The foreign exchange market (forex or FX) refers to the market for currencies. The foreign exchange market does not imply any representation of gold. It is plainly one country's currency against another. That said, gold is frequently traded alongside the broader FX market and the US dollar in particular.
Gold's relationship with the US dollar, both considered safe haven assets, is complicated and varies widely depending on market conditions. For example, let's say markets are in turmoil due to an unexpected, negative news or data event. Stocks may be falling, and investors may seek safe havens such as gold or US Treasuries, by buying the USD to purchase short-term safe haven Treasuries. In this scenario, both gold and the USD may benefit from the short-term market dislocation.
On the other hand, if markets are in extreme turmoil, and stocks and commodities are both collapsing, gold may get sucked into the overall commodity market collapse and no longer offer safe haven status. On such occasions, the USD has proven to be the most effective safe haven asset and is considered the currency of last resort, followed by the Swiss franc (CHF) and the Japanese yen (JPY).
In the charts below, we can see that both gold and the US dollar (as shown by the US dollar index) strengthened on the back of US interest rate hikes by the Fed, and a slide in the US stock market, leading investors to seek refuge in the two safe haven assets. But the US dollar has recently moved lower on fears of a US recession in 2023 and the anticipated end of aggressive rate hikes by the Fed. Meanwhile, gold has remained elevated due to recession fears and general stock market weakness.
Is gold a good hedge against inflation?
Contrary to popular belief, gold shows only a minor correlation with inflation. Depending on current market volatility, gold can rise along with inflation, but may also decline as interest rate hikes to fight inflation are enacted.
How can I trade gold?
Most gold trading takes place on the OTC (over the counter) market, which is available on most trading platforms as a CFD. Gold can also be traded using gold ETF's, such as GLD, or by trading gold futures. By far, using gold CFD's is the most convenient and liquid market for gold.
Is gold a safe haven asset?
Yes, during periods of relatively minor volatility, investors will bid up gold by buying it as a safe haven. However, during periods of extreme volatility, gold may get hit alongside declines in the overall commodity asset class, which are considered 'risky' assets.
Should I include gold in my portfolio?
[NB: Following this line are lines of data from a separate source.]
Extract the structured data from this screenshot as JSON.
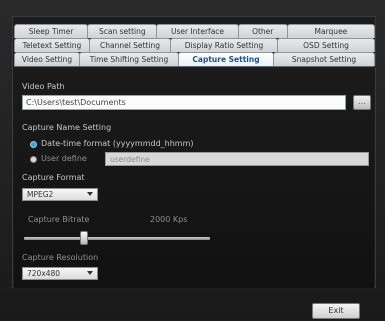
{
  "tabs": {
    "row1": [
      "Sleep Timer",
      "Scan setting",
      "User Interface",
      "Other",
      "Marquee"
    ],
    "row2": [
      "Teletext Setting",
      "Channel Setting",
      "Display Ratio Setting",
      "OSD Setting"
    ],
    "row3": [
      "Video Setting",
      "Time Shifting Setting",
      "Capture Setting",
      "Snapshot Setting"
    ],
    "active": "Capture Setting"
  },
  "video_path": {
    "label": "Video Path",
    "value": "C:\\Users\\test\\Documents",
    "browse_label": "..."
  },
  "capture_name": {
    "label": "Capture Name Setting",
    "option_datetime": "Date-time format (yyyymmdd_hhmm)",
    "option_user": "User define",
    "user_placeholder": "userdefine",
    "selected": "datetime"
  },
  "capture_format": {
    "label": "Capture Format",
    "value": "MPEG2"
  },
  "capture_bitrate": {
    "label": "Capture Bitrate",
    "value_text": "2000 Kps",
    "slider_fraction": 0.32
  },
  "capture_resolution": {
    "label": "Capture Resolution",
    "value": "720x480"
  },
  "footer": {
    "exit_label": "Exit"
  }
}
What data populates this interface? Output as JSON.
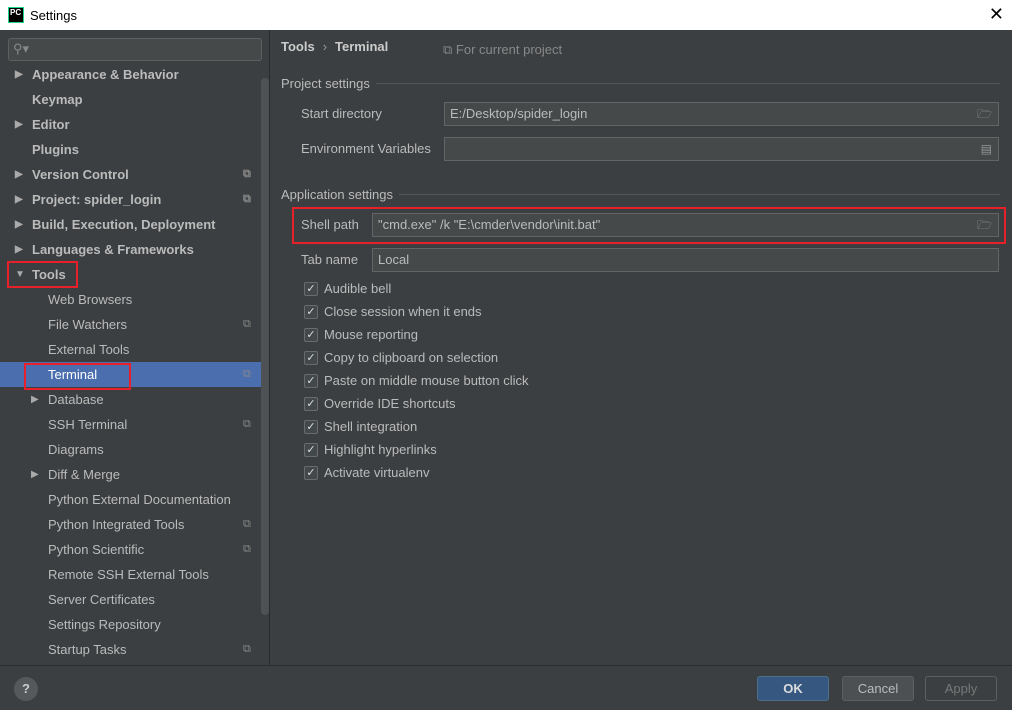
{
  "window": {
    "title": "Settings",
    "logo": "PC"
  },
  "search": {
    "placeholder": ""
  },
  "sidebar": {
    "items": [
      {
        "label": "Appearance & Behavior",
        "level": 0,
        "arrow": "right",
        "bold": true
      },
      {
        "label": "Keymap",
        "level": 0,
        "bold": true
      },
      {
        "label": "Editor",
        "level": 0,
        "arrow": "right",
        "bold": true
      },
      {
        "label": "Plugins",
        "level": 0,
        "bold": true
      },
      {
        "label": "Version Control",
        "level": 0,
        "arrow": "right",
        "bold": true,
        "icon": true
      },
      {
        "label": "Project: spider_login",
        "level": 0,
        "arrow": "right",
        "bold": true,
        "icon": true
      },
      {
        "label": "Build, Execution, Deployment",
        "level": 0,
        "arrow": "right",
        "bold": true
      },
      {
        "label": "Languages & Frameworks",
        "level": 0,
        "arrow": "right",
        "bold": true
      },
      {
        "label": "Tools",
        "level": 0,
        "arrow": "down",
        "bold": true
      },
      {
        "label": "Web Browsers",
        "level": 1
      },
      {
        "label": "File Watchers",
        "level": 1,
        "icon": true
      },
      {
        "label": "External Tools",
        "level": 1
      },
      {
        "label": "Terminal",
        "level": 1,
        "icon": true,
        "selected": true
      },
      {
        "label": "Database",
        "level": 1,
        "arrow": "right"
      },
      {
        "label": "SSH Terminal",
        "level": 1,
        "icon": true
      },
      {
        "label": "Diagrams",
        "level": 1
      },
      {
        "label": "Diff & Merge",
        "level": 1,
        "arrow": "right"
      },
      {
        "label": "Python External Documentation",
        "level": 1
      },
      {
        "label": "Python Integrated Tools",
        "level": 1,
        "icon": true
      },
      {
        "label": "Python Scientific",
        "level": 1,
        "icon": true
      },
      {
        "label": "Remote SSH External Tools",
        "level": 1
      },
      {
        "label": "Server Certificates",
        "level": 1
      },
      {
        "label": "Settings Repository",
        "level": 1
      },
      {
        "label": "Startup Tasks",
        "level": 1,
        "icon": true
      }
    ]
  },
  "breadcrumb": {
    "parent": "Tools",
    "sep": "›",
    "current": "Terminal"
  },
  "scope": "For current project",
  "project_settings": {
    "title": "Project settings",
    "start_directory_label": "Start directory",
    "start_directory": "E:/Desktop/spider_login",
    "env_label": "Environment Variables",
    "env_value": ""
  },
  "app_settings": {
    "title": "Application settings",
    "shell_path_label": "Shell path",
    "shell_path": "\"cmd.exe\" /k \"E:\\cmder\\vendor\\init.bat\"",
    "tab_name_label": "Tab name",
    "tab_name": "Local"
  },
  "checkboxes": [
    {
      "label": "Audible bell",
      "checked": true
    },
    {
      "label": "Close session when it ends",
      "checked": true
    },
    {
      "label": "Mouse reporting",
      "checked": true
    },
    {
      "label": "Copy to clipboard on selection",
      "checked": true
    },
    {
      "label": "Paste on middle mouse button click",
      "checked": true
    },
    {
      "label": "Override IDE shortcuts",
      "checked": true
    },
    {
      "label": "Shell integration",
      "checked": true
    },
    {
      "label": "Highlight hyperlinks",
      "checked": true
    },
    {
      "label": "Activate virtualenv",
      "checked": true
    }
  ],
  "buttons": {
    "help": "?",
    "ok": "OK",
    "cancel": "Cancel",
    "apply": "Apply"
  },
  "colors": {
    "selection": "#4b6eaf",
    "highlight_box": "#e8202a",
    "ok_button": "#365880"
  }
}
Yes, but only as a means of minor diversification. Generally speaking, any allocation to gold should be no more than 5% of your total portfolio. If you're invested in a broad range of commodities including gold, say a broad based commodity ETF, and you have a higher risk tolerance, the overall allocation could be between 5-10% of your total portfolio.
The Bottom Line
Gold, with all its mystique, is just another commodity or form of currency; there's nothing magical about it. As a safe haven asset, owning gold works relatively well in times of mild negative market volatility. But during periods of extreme turmoil, where investors are selling everything from stocks to commodities, gold can get caught up in the volatility and be sold alongside other commodities, negating it's safe haven status.
Gold is most easily traded as a CFD on most broker-based electronic trading platforms, but can also be traded using gold futures and Gold ETF's. In terms of portfolio allocation, gold should be a minor means of diversification; generally speaking, no more than 5% of a total portfolio.